Layers from Smartwool Getting socks and underwear for Christmas has been a comic trope for ages. To the contrary, fly fishers and outdoor enthusiasts in general have a real appreciation for socks and underwear. Smartwool is known widely for their socks, but they also make some of the best base layers out there. Combining natural fibers that have been proven for millennia with modern materials and technology, these are undies that will make the angler wonder why they haven’t been using them for years. A good pair of socks for use under waders or on the trail is the Hunt Extra Heavy Crew ($24). Something that will work for three seasons on the water and off is the Men’s PhD Light Zip T ($95).
Bottles from Hydro Flask “How much for a water bottle!?” That might be your first question. But rest assured, Hydro Flask is worth every penny if you or the person you are buying for likes keeping hot things hot and cold things cold. My favorite Hydro Flask anecdote comes from this past summer. I filled my bottle up with water from the fridge, eschewing ice. I left it on the seat of my car in the morning, with my car parked in direct sunlight for over six hours. When I went to take a drink, the lip of the bottle was almost too hot to put my mouth to – but the water was still cold. That made me a believer. I like the 24oz Narrow Mouth ($30) because it won’t splash when you sip, and it fits in virtually all cup holders. Some of the smaller sizes will fit in a vest, sling pack, or belt for use while fishing.

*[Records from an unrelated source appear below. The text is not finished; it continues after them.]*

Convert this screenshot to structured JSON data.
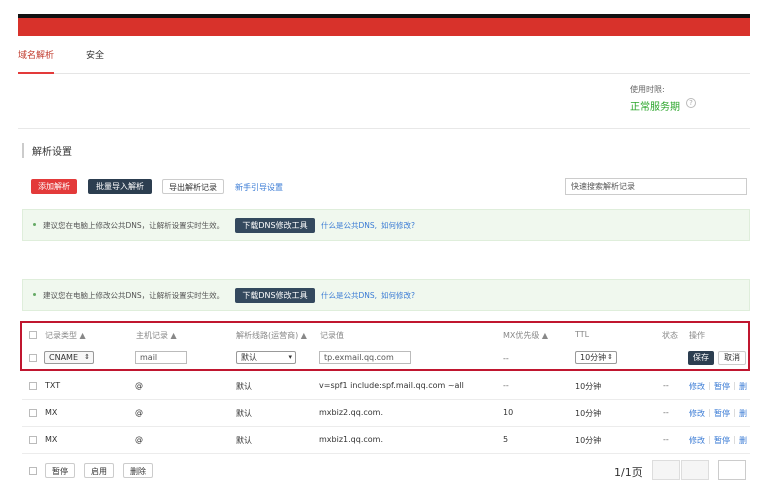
{
  "tabs": [
    "域名解析",
    "安全"
  ],
  "usage": {
    "label": "使用时限:",
    "status": "正常服务期"
  },
  "section_title": "解析设置",
  "toolbar": {
    "add": "添加解析",
    "batch_import": "批量导入解析",
    "export": "导出解析记录",
    "guide": "新手引导设置",
    "search_placeholder": "快速搜索解析记录"
  },
  "notice": {
    "text": "建议您在电脑上修改公共DNS，让解析设置实时生效。",
    "tool_button": "下载DNS修改工具",
    "link1": "什么是公共DNS,",
    "link2": "如何修改?"
  },
  "table": {
    "headers": {
      "type": "记录类型 ▲",
      "host": "主机记录 ▲",
      "line": "解析线路(运营商) ▲",
      "value": "记录值",
      "mx": "MX优先级 ▲",
      "ttl": "TTL",
      "status": "状态",
      "actions": "操作"
    },
    "edit_row": {
      "type": "CNAME",
      "host": "mail",
      "line": "默认",
      "value": "tp.exmail.qq.com",
      "mx": "--",
      "ttl": "10分钟",
      "save": "保存",
      "cancel": "取消"
    },
    "rows": [
      {
        "type": "TXT",
        "host": "@",
        "line": "默认",
        "value": "v=spf1 include:spf.mail.qq.com ~all",
        "mx": "--",
        "ttl": "10分钟",
        "status": "--"
      },
      {
        "type": "MX",
        "host": "@",
        "line": "默认",
        "value": "mxbiz2.qq.com.",
        "mx": "10",
        "ttl": "10分钟",
        "status": "--"
      },
      {
        "type": "MX",
        "host": "@",
        "line": "默认",
        "value": "mxbiz1.qq.com.",
        "mx": "5",
        "ttl": "10分钟",
        "status": "--"
      }
    ],
    "row_actions": {
      "edit": "修改",
      "pause": "暂停",
      "delete": "删"
    }
  },
  "bulk": {
    "pause": "暂停",
    "enable": "启用",
    "delete": "删除"
  },
  "pager": {
    "text": "1/1页"
  }
}
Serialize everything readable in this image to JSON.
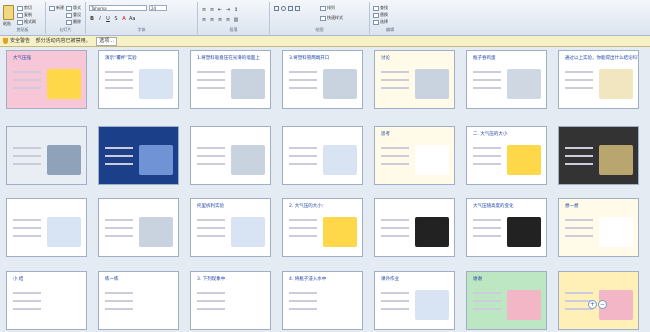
{
  "ribbon": {
    "clipboard": {
      "paste": "粘贴",
      "cut": "剪切",
      "copy": "复制",
      "format": "格式刷",
      "group": "剪贴板"
    },
    "slides": {
      "new": "新建",
      "layout": "版式",
      "reset": "重设",
      "delete": "删除",
      "group": "幻灯片"
    },
    "font": {
      "name": "Tahoma",
      "size": "24",
      "group": "字体"
    },
    "paragraph": {
      "group": "段落"
    },
    "drawing": {
      "arrange": "排列",
      "quick_styles": "快速样式",
      "group": "绘图"
    },
    "editing": {
      "find": "查找",
      "replace": "替换",
      "select": "选择",
      "group": "编辑"
    }
  },
  "security": {
    "label": "安全警告",
    "message": "部分活动内容已被禁用。",
    "button": "选项..."
  },
  "slides": [
    {
      "title": "大气压强"
    },
    {
      "title": "演示“覆杯”实验"
    },
    {
      "title": "1.将塑料吸盘压在光滑的墙面上"
    },
    {
      "title": "3.将塑料管两端开口"
    },
    {
      "title": "讨论"
    },
    {
      "title": "瓶子吞鸡蛋"
    },
    {
      "title": "通过以上实验，你能得出什么结论吗？"
    },
    {
      "title": ""
    },
    {
      "title": ""
    },
    {
      "title": ""
    },
    {
      "title": ""
    },
    {
      "title": "思考"
    },
    {
      "title": "二. 大气压的大小"
    },
    {
      "title": ""
    },
    {
      "title": ""
    },
    {
      "title": ""
    },
    {
      "title": "托里拆利实验"
    },
    {
      "title": "2. 大气压的大小："
    },
    {
      "title": ""
    },
    {
      "title": "大气压随高度的变化"
    },
    {
      "title": "想一想"
    },
    {
      "title": "小 结"
    },
    {
      "title": "练一练"
    },
    {
      "title": "3. 下列现象中"
    },
    {
      "title": "4. 将瓶子浸入水中"
    },
    {
      "title": "课外作业"
    },
    {
      "title": "谢谢"
    },
    {
      "title": ""
    }
  ],
  "zoom": {
    "plus": "+",
    "minus": "−"
  }
}
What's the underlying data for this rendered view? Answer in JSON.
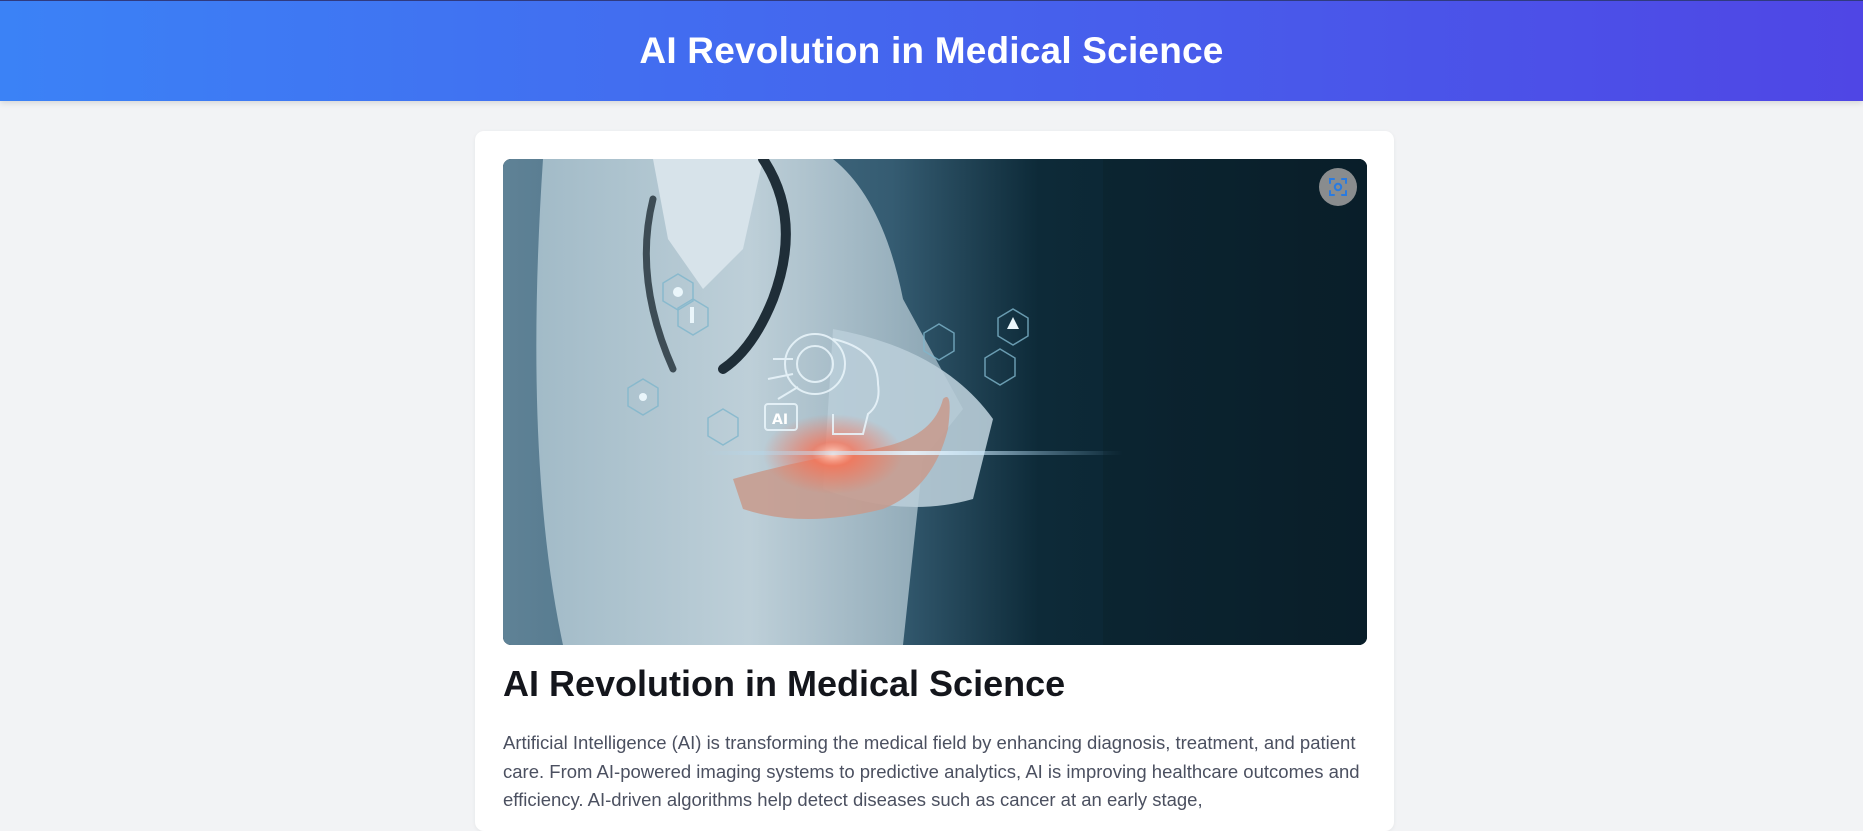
{
  "header": {
    "title": "AI Revolution in Medical Science"
  },
  "article": {
    "hero_image": {
      "alt": "Doctor holding a holographic AI brain with medical icons",
      "fullscreen_icon": "fullscreen-icon"
    },
    "title": "AI Revolution in Medical Science",
    "body": "Artificial Intelligence (AI) is transforming the medical field by enhancing diagnosis, treatment, and patient care. From AI-powered imaging systems to predictive analytics, AI is improving healthcare outcomes and efficiency. AI-driven algorithms help detect diseases such as cancer at an early stage,"
  },
  "colors": {
    "header_gradient_start": "#3b82f6",
    "header_gradient_end": "#4f46e5",
    "page_background": "#f2f3f5",
    "title_text": "#14161c",
    "body_text": "#4b5060"
  }
}
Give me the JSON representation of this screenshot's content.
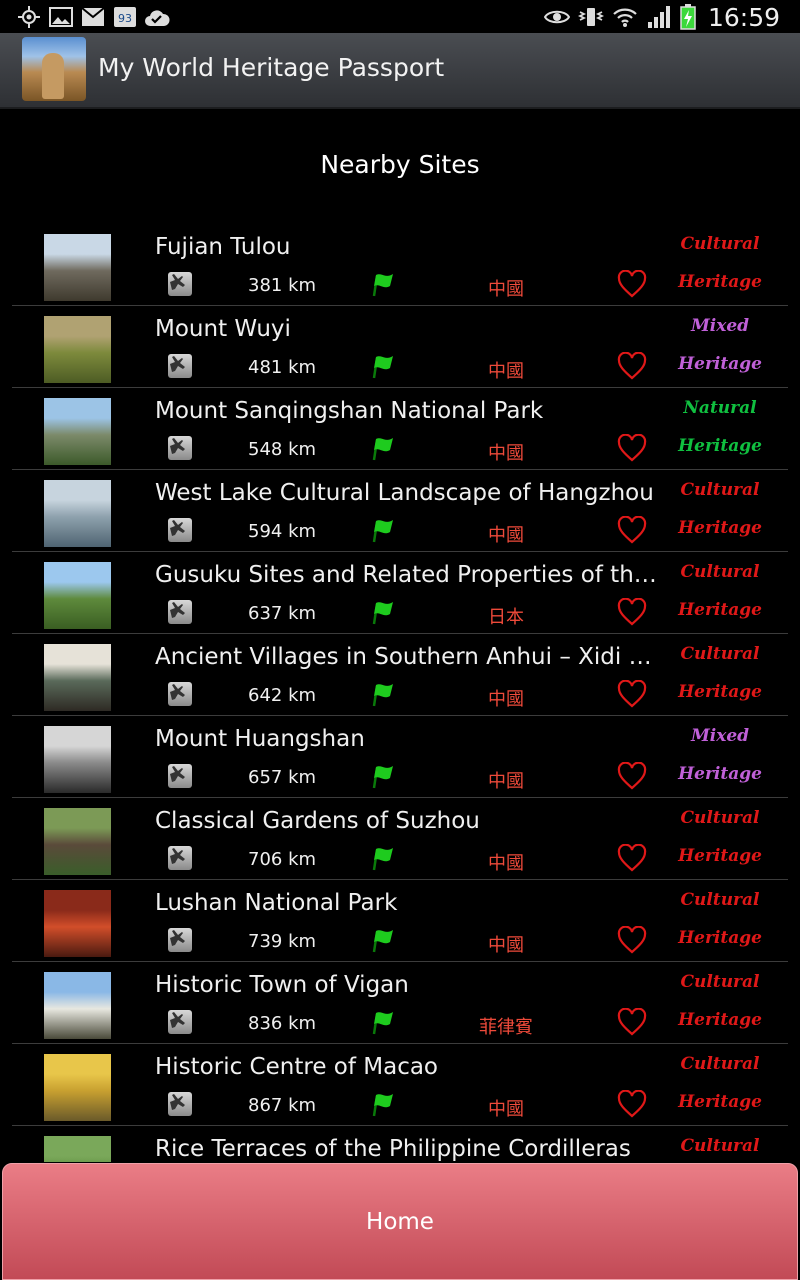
{
  "status_bar": {
    "time": "16:59",
    "notification_badge": "93",
    "left_icons": [
      "gps-icon",
      "image-icon",
      "gmail-icon",
      "calendar-badge-icon",
      "check-cloud-icon"
    ],
    "right_icons": [
      "eye-icon",
      "vibrate-icon",
      "wifi-icon",
      "signal-icon",
      "battery-charging-icon"
    ]
  },
  "app_bar": {
    "title": "My World Heritage Passport"
  },
  "section_title": "Nearby Sites",
  "colors": {
    "cultural": "#e01818",
    "mixed": "#c060d8",
    "natural": "#10c040",
    "country": "#ee4a3a",
    "home_button": "#d95f6b"
  },
  "sites": [
    {
      "name": "Fujian Tulou",
      "distance": "381 km",
      "country": "中國",
      "category": "Cultural",
      "category_line2": "Heritage",
      "cat_class": "cultural",
      "thumb_colors": [
        "#c9d8e6",
        "#6f6a5e",
        "#3f3a2e"
      ]
    },
    {
      "name": "Mount Wuyi",
      "distance": "481 km",
      "country": "中國",
      "category": "Mixed",
      "category_line2": "Heritage",
      "cat_class": "mixed",
      "thumb_colors": [
        "#b0a272",
        "#7d8a3c",
        "#4d5c24"
      ]
    },
    {
      "name": "Mount Sanqingshan National Park",
      "distance": "548 km",
      "country": "中國",
      "category": "Natural",
      "category_line2": "Heritage",
      "cat_class": "natural",
      "thumb_colors": [
        "#9cc4e6",
        "#7c8a6a",
        "#3c5a2a"
      ]
    },
    {
      "name": "West Lake Cultural Landscape of Hangzhou",
      "distance": "594 km",
      "country": "中國",
      "category": "Cultural",
      "category_line2": "Heritage",
      "cat_class": "cultural",
      "thumb_colors": [
        "#c7d4de",
        "#8ea1ad",
        "#4f6472"
      ]
    },
    {
      "name": "Gusuku Sites and Related Properties of the K…",
      "distance": "637 km",
      "country": "日本",
      "category": "Cultural",
      "category_line2": "Heritage",
      "cat_class": "cultural",
      "thumb_colors": [
        "#9cc8ee",
        "#5e8a3c",
        "#3a5e22"
      ]
    },
    {
      "name": "Ancient Villages in Southern Anhui – Xidi an…",
      "distance": "642 km",
      "country": "中國",
      "category": "Cultural",
      "category_line2": "Heritage",
      "cat_class": "cultural",
      "thumb_colors": [
        "#e6e2d8",
        "#5a6a5a",
        "#2e2a24"
      ]
    },
    {
      "name": "Mount Huangshan",
      "distance": "657 km",
      "country": "中國",
      "category": "Mixed",
      "category_line2": "Heritage",
      "cat_class": "mixed",
      "thumb_colors": [
        "#d6d6d6",
        "#8a8a8a",
        "#2a2a2a"
      ]
    },
    {
      "name": "Classical Gardens of Suzhou",
      "distance": "706 km",
      "country": "中國",
      "category": "Cultural",
      "category_line2": "Heritage",
      "cat_class": "cultural",
      "thumb_colors": [
        "#7c9a56",
        "#5a4a3a",
        "#3a5e2a"
      ]
    },
    {
      "name": "Lushan National Park",
      "distance": "739 km",
      "country": "中國",
      "category": "Cultural",
      "category_line2": "Heritage",
      "cat_class": "cultural",
      "thumb_colors": [
        "#8a2a1a",
        "#d24e2a",
        "#4a1a10"
      ]
    },
    {
      "name": "Historic Town of Vigan",
      "distance": "836 km",
      "country": "菲律賓",
      "category": "Cultural",
      "category_line2": "Heritage",
      "cat_class": "cultural",
      "thumb_colors": [
        "#8ab8e6",
        "#e8e8e0",
        "#4a4a3a"
      ]
    },
    {
      "name": "Historic Centre of Macao",
      "distance": "867 km",
      "country": "中國",
      "category": "Cultural",
      "category_line2": "Heritage",
      "cat_class": "cultural",
      "thumb_colors": [
        "#e8c64a",
        "#c8a030",
        "#6a5a2a"
      ]
    },
    {
      "name": "Rice Terraces of the Philippine Cordilleras",
      "distance": "",
      "country": "",
      "category": "Cultural",
      "category_line2": "",
      "cat_class": "cultural",
      "thumb_colors": [
        "#7aa85a",
        "#5a8a3a",
        "#3a5a2a"
      ]
    }
  ],
  "home_button": {
    "label": "Home"
  }
}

Versatile Storage from Vedavoo If not for the brand in question, this might be the riskiest gift on the list. The number of packs and accessories for fly fishers to choose from these days is ridiculous, with manufactures making adjustments and special features down to the nth degree. Realistically an angler could use a single pack more than any one particular fly rod, so getting it right is essential. Vedavoo gets it right. Simple, durable, and functional are the hallmarks of this company. Something like the TIghtlines Sling Pack ($109) might seem like an accessory or change of pace to a fly fisher’s normal pack, but using it a few times will earn it a place of prominence for quick trips and hikes into the backcountry. Smaller storage options, like the Pinch Pouch ($10-14) are incredibly versatile and will replace much less effective and cheaper options the angler is already using.
Something Lavish from Orvis Okay, this is the riskiest gift in the list. If the person you are shopping for is an avid fly fisherman who has everything, you could take a stab with one of the ideas above. But if you want to go for the gold and get them something that they might use for the rest of their life and potentially hand down to their kids, you could spend some extra money and pick something from Orvis’ “Unique Sporting Gifts” catalog. A handcrafted and personalized River Series Wooden Fly Box ($149-259) is as functional as it is beautiful, and would be perfectly suited for use on the stream or to display “trophy” flies. A knife like the Helle Harding ($149) is more distinguished than a traditional pocket knife, and is a serviceable and comfortable blade to carry on the water for any and all uses. Sure, there are a myriad of small name and boutique artisans that make things like this. I say track them down and give them a shot. The good thing about Orvis is that, with the exception of some personalized items, they’ll exchange the gift if the recipient is less than enthused to receive something like a Handcarved Fence-Post Duck ($119-229).
Good luck, and feel free to contact me with any questions. I hope that the giving and receiving is indeed a special part of your Christmas this year.